◆ **To do**: In the data, extract each line that holds the string "value".

◆ **Data excerpts**:
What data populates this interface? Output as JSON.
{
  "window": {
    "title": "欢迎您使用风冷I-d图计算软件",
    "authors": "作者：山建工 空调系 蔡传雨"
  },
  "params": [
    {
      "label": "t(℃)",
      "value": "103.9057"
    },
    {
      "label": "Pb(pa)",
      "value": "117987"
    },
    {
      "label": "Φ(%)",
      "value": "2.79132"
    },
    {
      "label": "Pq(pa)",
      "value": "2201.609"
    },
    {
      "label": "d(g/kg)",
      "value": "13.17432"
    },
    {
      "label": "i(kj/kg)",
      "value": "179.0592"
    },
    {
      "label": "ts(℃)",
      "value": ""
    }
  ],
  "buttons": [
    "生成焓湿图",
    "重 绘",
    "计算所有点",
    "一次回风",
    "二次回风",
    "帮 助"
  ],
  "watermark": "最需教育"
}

◆ **Expected answer**:
      "value": "103.9057"
      "value": "117987"
      "value": "2.79132"
      "value": "2201.609"
      "value": "13.17432"
      "value": "179.0592"
      "value": ""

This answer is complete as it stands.